▶ _EXERCISE GOAL_
Type each record below again, with the same words.

▶ _INFORMATION GIVEN_
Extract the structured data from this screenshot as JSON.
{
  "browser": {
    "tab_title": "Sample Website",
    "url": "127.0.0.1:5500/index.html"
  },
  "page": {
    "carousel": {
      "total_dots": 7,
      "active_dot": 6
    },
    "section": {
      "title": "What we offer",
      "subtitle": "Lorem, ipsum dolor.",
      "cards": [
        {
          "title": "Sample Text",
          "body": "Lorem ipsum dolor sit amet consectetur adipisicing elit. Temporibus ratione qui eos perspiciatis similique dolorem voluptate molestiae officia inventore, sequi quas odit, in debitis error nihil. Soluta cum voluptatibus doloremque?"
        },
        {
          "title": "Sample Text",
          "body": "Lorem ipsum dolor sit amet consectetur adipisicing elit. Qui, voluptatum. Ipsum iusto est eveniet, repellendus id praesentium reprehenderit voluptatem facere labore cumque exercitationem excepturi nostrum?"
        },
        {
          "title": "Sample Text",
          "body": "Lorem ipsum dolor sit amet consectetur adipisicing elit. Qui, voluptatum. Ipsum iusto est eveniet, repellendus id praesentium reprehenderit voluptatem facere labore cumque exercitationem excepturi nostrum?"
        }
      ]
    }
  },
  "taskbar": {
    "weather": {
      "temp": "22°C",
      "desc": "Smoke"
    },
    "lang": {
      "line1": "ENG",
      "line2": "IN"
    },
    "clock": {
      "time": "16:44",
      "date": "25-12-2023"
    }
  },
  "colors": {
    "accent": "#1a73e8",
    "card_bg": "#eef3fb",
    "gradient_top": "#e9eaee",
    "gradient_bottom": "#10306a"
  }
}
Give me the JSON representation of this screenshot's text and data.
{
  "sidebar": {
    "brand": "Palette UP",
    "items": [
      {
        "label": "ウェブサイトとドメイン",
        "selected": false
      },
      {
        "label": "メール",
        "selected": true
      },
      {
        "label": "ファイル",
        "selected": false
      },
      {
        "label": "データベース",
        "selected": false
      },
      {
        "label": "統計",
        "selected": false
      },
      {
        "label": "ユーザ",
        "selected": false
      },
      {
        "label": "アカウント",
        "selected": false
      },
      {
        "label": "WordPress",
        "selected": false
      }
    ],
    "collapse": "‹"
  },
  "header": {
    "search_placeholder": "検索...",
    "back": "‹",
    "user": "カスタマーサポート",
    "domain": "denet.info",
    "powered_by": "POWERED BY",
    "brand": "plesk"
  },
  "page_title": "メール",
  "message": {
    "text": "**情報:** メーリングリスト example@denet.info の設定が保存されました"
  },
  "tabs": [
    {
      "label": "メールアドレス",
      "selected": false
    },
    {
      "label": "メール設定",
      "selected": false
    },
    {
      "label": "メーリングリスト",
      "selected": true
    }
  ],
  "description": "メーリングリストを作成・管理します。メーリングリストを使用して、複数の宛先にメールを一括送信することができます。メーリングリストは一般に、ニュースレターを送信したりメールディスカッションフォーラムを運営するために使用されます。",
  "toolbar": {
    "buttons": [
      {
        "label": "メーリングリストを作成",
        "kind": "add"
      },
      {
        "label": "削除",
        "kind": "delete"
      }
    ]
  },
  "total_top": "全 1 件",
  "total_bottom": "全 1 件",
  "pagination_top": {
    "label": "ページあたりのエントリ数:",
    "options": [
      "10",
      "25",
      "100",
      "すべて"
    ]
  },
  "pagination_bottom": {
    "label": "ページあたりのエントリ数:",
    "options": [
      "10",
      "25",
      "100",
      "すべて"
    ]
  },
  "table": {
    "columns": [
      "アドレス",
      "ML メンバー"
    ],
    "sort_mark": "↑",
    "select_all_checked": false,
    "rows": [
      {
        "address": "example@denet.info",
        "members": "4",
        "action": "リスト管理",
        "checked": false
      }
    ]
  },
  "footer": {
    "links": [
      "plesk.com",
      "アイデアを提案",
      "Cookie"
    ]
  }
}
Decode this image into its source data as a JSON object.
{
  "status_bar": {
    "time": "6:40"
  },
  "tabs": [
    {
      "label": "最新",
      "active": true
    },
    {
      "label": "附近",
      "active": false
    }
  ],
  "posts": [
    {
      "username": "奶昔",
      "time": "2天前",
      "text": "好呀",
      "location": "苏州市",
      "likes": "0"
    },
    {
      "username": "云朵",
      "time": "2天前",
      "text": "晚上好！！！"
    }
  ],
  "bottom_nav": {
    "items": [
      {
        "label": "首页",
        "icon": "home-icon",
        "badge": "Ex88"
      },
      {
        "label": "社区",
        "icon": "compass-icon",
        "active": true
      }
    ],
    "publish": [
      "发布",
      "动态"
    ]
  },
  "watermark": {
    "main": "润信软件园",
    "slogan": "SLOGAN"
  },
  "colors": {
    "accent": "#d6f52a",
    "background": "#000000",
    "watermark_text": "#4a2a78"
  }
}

▶ _COMPLETED TASK_
Extract the structured data from this screenshot as JSON.
{
  "browser": {
    "tab_title": "Sample Website",
    "url": "127.0.0.1:5500/index.html"
  },
  "page": {
    "carousel": {
      "total_dots": 7,
      "active_dot": 6
    },
    "section": {
      "title": "What we offer",
      "subtitle": "Lorem, ipsum dolor.",
      "cards": [
        {
          "title": "Sample Text",
          "body": "Lorem ipsum dolor sit amet consectetur adipisicing elit. Temporibus ratione qui eos perspiciatis similique dolorem voluptate molestiae officia inventore, sequi quas odit, in debitis error nihil. Soluta cum voluptatibus doloremque?"
        },
        {
          "title": "Sample Text",
          "body": "Lorem ipsum dolor sit amet consectetur adipisicing elit. Qui, voluptatum. Ipsum iusto est eveniet, repellendus id praesentium reprehenderit voluptatem facere labore cumque exercitationem excepturi nostrum?"
        },
        {
          "title": "Sample Text",
          "body": "Lorem ipsum dolor sit amet consectetur adipisicing elit. Qui, voluptatum. Ipsum iusto est eveniet, repellendus id praesentium reprehenderit voluptatem facere labore cumque exercitationem excepturi nostrum?"
        }
      ]
    }
  },
  "taskbar": {
    "weather": {
      "temp": "22°C",
      "desc": "Smoke"
    },
    "lang": {
      "line1": "ENG",
      "line2": "IN"
    },
    "clock": {
      "time": "16:44",
      "date": "25-12-2023"
    }
  },
  "colors": {
    "accent": "#1a73e8",
    "card_bg": "#eef3fb",
    "gradient_top": "#e9eaee",
    "gradient_bottom": "#10306a"
  }
}
Give me the JSON representation of this screenshot's text and data.
{
  "sidebar": {
    "brand": "Palette UP",
    "items": [
      {
        "label": "ウェブサイトとドメイン",
        "selected": false
      },
      {
        "label": "メール",
        "selected": true
      },
      {
        "label": "ファイル",
        "selected": false
      },
      {
        "label": "データベース",
        "selected": false
      },
      {
        "label": "統計",
        "selected": false
      },
      {
        "label": "ユーザ",
        "selected": false
      },
      {
        "label": "アカウント",
        "selected": false
      },
      {
        "label": "WordPress",
        "selected": false
      }
    ],
    "collapse": "‹"
  },
  "header": {
    "search_placeholder": "検索...",
    "back": "‹",
    "user": "カスタマーサポート",
    "domain": "denet.info",
    "powered_by": "POWERED BY",
    "brand": "plesk"
  },
  "page_title": "メール",
  "message": {
    "text": "**情報:** メーリングリスト example@denet.info の設定が保存されました"
  },
  "tabs": [
    {
      "label": "メールアドレス",
      "selected": false
    },
    {
      "label": "メール設定",
      "selected": false
    },
    {
      "label": "メーリングリスト",
      "selected": true
    }
  ],
  "description": "メーリングリストを作成・管理します。メーリングリストを使用して、複数の宛先にメールを一括送信することができます。メーリングリストは一般に、ニュースレターを送信したりメールディスカッションフォーラムを運営するために使用されます。",
  "toolbar": {
    "buttons": [
      {
        "label": "メーリングリストを作成",
        "kind": "add"
      },
      {
        "label": "削除",
        "kind": "delete"
      }
    ]
  },
  "total_top": "全 1 件",
  "total_bottom": "全 1 件",
  "pagination_top": {
    "label": "ページあたりのエントリ数:",
    "options": [
      "10",
      "25",
      "100",
      "すべて"
    ]
  },
  "pagination_bottom": {
    "label": "ページあたりのエントリ数:",
    "options": [
      "10",
      "25",
      "100",
      "すべて"
    ]
  },
  "table": {
    "columns": [
      "アドレス",
      "ML メンバー"
    ],
    "sort_mark": "↑",
    "select_all_checked": false,
    "rows": [
      {
        "address": "example@denet.info",
        "members": "4",
        "action": "リスト管理",
        "checked": false
      }
    ]
  },
  "footer": {
    "links": [
      "plesk.com",
      "アイデアを提案",
      "Cookie"
    ]
  }
}
Decode this image into its source data as a JSON object.
{
  "status_bar": {
    "time": "6:40"
  },
  "tabs": [
    {
      "label": "最新",
      "active": true
    },
    {
      "label": "附近",
      "active": false
    }
  ],
  "posts": [
    {
      "username": "奶昔",
      "time": "2天前",
      "text": "好呀",
      "location": "苏州市",
      "likes": "0"
    },
    {
      "username": "云朵",
      "time": "2天前",
      "text": "晚上好！！！"
    }
  ],
  "bottom_nav": {
    "items": [
      {
        "label": "首页",
        "icon": "home-icon",
        "badge": "Ex88"
      },
      {
        "label": "社区",
        "icon": "compass-icon",
        "active": true
      }
    ],
    "publish": [
      "发布",
      "动态"
    ]
  },
  "watermark": {
    "main": "润信软件园",
    "slogan": "SLOGAN"
  },
  "colors": {
    "accent": "#d6f52a",
    "background": "#000000",
    "watermark_text": "#4a2a78"
  }
}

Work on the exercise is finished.